Some 83% of workers in the utility and energy sector are male compared with 47% of all sectors nationally. Women, people with disabilities, black and minority ethnic and under-24s have all been traditionally under-represented in the industry.
These were the findings of the Energy & Utilities Skills Partnership’s (EUSP) report Workforce Renewal Skills Strategy: 2020.
In response, the partnership has brought together 29 businesses, employing 566,000 people, to agree on the Inclusion Commitment in a bid to help it find the extra 220,000 recruits needed to fill the skills gap by 2027.
EUSP chair Basil Scarsella said: “Proactively working with and attracting under-represented talent will be crucial to ensuring a resilient, future-proofed workforce that is a vital part of improving UK productivity and growth.”
The partnership said the Government is investing more than £425bn in more than 600 major projects across the UK up to 2021 and beyond.
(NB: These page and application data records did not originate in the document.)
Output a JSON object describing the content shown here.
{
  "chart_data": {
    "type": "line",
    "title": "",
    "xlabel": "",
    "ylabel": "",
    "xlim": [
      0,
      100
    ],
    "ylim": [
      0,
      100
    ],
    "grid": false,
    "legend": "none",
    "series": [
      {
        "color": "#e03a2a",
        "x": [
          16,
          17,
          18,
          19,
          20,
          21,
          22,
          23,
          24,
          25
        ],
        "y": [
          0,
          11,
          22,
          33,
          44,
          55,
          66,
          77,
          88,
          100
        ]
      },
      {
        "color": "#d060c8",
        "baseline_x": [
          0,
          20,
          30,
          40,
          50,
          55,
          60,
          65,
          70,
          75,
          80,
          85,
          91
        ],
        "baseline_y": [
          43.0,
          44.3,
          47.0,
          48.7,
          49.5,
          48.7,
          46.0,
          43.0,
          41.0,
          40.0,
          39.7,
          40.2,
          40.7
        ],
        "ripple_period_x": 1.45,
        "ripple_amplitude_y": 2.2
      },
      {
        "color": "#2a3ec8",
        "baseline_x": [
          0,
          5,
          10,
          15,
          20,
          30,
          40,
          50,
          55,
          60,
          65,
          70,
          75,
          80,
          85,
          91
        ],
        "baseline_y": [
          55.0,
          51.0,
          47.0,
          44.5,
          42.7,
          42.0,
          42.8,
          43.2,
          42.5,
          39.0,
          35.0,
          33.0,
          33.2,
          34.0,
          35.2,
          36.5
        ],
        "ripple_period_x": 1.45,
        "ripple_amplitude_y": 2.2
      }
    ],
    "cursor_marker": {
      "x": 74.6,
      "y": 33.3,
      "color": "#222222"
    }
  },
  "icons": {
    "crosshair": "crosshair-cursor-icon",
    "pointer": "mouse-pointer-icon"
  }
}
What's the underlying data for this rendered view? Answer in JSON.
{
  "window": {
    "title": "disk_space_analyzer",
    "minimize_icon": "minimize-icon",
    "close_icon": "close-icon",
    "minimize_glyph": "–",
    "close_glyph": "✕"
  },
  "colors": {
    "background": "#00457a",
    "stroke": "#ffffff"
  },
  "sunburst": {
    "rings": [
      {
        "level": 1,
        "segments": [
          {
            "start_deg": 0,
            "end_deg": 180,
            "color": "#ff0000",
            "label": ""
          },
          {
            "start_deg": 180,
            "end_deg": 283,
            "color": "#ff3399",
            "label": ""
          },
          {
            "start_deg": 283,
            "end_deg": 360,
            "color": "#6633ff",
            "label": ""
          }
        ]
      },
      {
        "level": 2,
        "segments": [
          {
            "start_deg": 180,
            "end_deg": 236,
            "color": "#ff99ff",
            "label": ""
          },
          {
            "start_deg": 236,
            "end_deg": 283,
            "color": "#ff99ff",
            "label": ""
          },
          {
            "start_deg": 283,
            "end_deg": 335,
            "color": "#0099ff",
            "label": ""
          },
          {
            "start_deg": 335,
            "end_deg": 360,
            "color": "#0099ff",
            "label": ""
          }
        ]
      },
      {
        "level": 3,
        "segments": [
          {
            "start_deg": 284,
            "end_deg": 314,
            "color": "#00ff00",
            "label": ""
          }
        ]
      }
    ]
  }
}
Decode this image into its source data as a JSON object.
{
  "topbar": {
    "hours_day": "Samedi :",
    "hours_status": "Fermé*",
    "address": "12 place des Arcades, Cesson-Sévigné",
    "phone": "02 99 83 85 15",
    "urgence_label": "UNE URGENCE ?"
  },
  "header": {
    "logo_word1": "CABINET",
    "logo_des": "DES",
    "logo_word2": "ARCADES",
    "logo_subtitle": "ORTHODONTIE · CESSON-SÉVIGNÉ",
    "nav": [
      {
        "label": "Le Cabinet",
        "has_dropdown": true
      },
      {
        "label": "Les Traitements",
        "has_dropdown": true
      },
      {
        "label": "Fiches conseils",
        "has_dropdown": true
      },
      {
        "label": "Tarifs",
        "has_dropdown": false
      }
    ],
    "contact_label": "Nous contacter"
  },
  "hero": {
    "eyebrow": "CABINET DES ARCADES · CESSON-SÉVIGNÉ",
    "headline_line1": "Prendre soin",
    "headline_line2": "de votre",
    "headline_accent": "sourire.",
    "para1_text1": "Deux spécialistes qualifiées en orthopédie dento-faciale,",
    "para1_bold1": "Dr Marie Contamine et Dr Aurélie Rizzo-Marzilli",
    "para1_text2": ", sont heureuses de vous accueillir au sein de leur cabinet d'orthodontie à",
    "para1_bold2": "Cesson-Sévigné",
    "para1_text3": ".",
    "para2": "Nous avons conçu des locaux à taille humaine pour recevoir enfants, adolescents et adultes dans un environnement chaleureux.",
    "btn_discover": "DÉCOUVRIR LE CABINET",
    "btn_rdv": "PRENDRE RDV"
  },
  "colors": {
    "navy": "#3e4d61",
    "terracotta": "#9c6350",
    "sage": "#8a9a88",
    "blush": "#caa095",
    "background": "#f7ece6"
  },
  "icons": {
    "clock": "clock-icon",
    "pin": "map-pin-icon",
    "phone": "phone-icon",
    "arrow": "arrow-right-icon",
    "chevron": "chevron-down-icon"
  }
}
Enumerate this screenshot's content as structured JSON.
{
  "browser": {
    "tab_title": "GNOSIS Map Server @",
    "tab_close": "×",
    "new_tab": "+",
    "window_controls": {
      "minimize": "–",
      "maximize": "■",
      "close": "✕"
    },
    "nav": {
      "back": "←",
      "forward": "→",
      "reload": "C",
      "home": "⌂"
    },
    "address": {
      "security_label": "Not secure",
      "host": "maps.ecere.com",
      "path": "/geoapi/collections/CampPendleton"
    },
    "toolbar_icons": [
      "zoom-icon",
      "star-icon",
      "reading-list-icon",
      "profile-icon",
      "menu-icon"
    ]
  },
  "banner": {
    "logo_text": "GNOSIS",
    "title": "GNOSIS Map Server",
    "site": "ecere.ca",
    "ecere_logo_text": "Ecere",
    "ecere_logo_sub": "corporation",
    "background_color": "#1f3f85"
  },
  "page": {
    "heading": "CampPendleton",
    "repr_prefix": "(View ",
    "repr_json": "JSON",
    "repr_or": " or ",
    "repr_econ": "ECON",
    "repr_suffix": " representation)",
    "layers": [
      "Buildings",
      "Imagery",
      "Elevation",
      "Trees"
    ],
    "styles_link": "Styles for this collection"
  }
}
Nearly half of projects in this pipeline are assigned to electricity, gas, water and sewerage, and waste, making the energy and utilities sector the largest single contributor to the UK’s infrastructure strategy.
Veolia UK and Ireland has signed up to the deal, and its chief human resources officer Marguerite Ulrich said: ‘Studies have shown diversity of thought improves problem-solving, decision-making and even financial performance. We know that, by leveraging our people’s differences, we can drive innovative growth in our company and the industry.”
Energy & Utility Skills Group chief executive Nick Ellins said: “This new commitment is a framework. It starts the collective action to help the sector workforce better mirror the communities it serves and secure the unquestionable benefits that result from having vibrant, truly inclusive and diverse teams.”
FCC is also a signatory. Group chief executive Paul Taylor said: “Working collaboratively with peers including the EUSP on the Inclusion Commitment has brought into sharp focus our achievements to date, and the need to go ever further to encourage diversity in its many forms and recognise the contribution all members of our team make to meeting the objectives of our business.”
Other companies signed up to the agreement include Amey, Balfour Beatty, Kier and Viridor.
The Inclusion Commitment is based around five principles: working collaboratively for change; focus on inclusion; measure and transparency around progress; create a culture to attract the future workforce; be inclusive in recruitment and development of people.